In fact, some studies have suggested that light to moderate drinking (one to two drinks per day) can have a positive effect on longevity. "I have no explanation for it," said one study lead, "but I do firmly believe that modest drinking improves longevity."
4. Having a sensible diet
Again: a 20 percent effect on predicted longevity. This factor probably doesn't surprise many people, as it's the one bit of advice we've received since we were kids (although the agreed upon composition of a smart diet has certainly changed). One bit of advice? Eat more vegetables.
5. Having good sleep hygiene
Here's another habit that probably isn't a big surprise. It has the added bonus of being enjoyable. I've written a lot here over the years on improving sleep hygiene.
My two favorite studies are probably this one, laying out exactly how much sleep most people need, and this one, suggesting the benefits of a specific sleep position. Overall, sleep hygiene was associated with 20 percent expected longevity.
6. Having sufficient physical activity
Again, there are so many other studies, and I doubt you'll be shocked by this one.
But as an example, researchers at Brigham Young University reported a few years back that they've found that a certain type of physical exercise can slow the aging process within our cells – to the point of someone appearing biologically nine years younger.

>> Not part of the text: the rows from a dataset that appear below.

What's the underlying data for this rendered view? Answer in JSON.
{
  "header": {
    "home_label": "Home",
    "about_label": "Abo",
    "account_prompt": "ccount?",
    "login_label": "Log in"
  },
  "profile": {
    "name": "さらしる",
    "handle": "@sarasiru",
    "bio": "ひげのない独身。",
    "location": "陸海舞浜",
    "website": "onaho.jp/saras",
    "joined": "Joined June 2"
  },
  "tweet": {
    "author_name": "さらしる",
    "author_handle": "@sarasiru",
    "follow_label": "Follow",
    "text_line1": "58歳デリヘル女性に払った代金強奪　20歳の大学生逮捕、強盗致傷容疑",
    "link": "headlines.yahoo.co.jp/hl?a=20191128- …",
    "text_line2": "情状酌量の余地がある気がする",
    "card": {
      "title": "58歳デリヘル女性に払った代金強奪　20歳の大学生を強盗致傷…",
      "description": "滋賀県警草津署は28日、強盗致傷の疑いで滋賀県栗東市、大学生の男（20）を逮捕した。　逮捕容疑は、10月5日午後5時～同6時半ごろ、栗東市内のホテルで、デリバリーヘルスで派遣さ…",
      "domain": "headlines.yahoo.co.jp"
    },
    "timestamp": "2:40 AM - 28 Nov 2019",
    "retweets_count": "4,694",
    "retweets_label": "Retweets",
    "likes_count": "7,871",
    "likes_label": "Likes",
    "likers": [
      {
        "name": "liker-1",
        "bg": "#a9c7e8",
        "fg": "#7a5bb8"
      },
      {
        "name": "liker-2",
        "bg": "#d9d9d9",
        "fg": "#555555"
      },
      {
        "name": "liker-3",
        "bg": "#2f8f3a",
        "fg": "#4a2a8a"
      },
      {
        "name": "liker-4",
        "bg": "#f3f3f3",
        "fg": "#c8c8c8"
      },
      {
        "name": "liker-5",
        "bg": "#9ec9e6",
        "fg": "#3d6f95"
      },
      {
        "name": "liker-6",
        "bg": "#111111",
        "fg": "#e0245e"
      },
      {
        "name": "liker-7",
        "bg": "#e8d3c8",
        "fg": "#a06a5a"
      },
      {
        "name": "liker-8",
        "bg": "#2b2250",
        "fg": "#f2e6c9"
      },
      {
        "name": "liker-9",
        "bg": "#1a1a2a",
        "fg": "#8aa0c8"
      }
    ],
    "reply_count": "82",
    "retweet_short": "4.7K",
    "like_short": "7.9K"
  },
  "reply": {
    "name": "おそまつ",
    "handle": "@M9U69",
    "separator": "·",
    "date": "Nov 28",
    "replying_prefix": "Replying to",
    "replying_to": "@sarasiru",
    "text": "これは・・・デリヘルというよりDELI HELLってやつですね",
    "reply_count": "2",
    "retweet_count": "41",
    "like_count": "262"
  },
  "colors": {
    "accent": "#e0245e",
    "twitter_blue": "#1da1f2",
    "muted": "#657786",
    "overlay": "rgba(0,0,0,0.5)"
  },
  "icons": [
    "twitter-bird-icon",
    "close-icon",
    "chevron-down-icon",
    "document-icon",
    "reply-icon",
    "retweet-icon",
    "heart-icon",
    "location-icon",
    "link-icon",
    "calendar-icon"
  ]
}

In the current VA study, lack of physical activity was associated with a 30 to 45 percent higher risk of death.
7. Not using opioids
To be clear on this one, the habit is not having an opioid use disorder, as opposed to never using prescription opioids. Still, the effect on predicted longevity was estimated in the same 30 to 45 percent category.
8. Never smoking
Pure nonsmokers had the same 30 to 45 percent expected longevity effect. Again, it's not surprising; I've previously reported on studies that suggested smoking correlates to a seven year shorter life expectancy.
We should make clear that our old friend, causation versus correlation, is at play here, in that we can't say for sure whether any of these specific habits actually causes longer life; only that longer life is observed at scale among people who practice them.
It's an important difference that can seem subtle, and I hope it won't dissuade anyone (myself included) from placing greater emphasis on these habits. Because if you dedicate your life to building things – a business, an industry, even a legacy – it only stands that you'd want to live long enough to enjoy what you've created.
"Lifestyle medicine is aimed at treating the underlying causes of chronic diseases rather than their symptoms," Nguyen said in a statement accompanying the report, adding: "It is never too late to adopt a healthy lifestyle."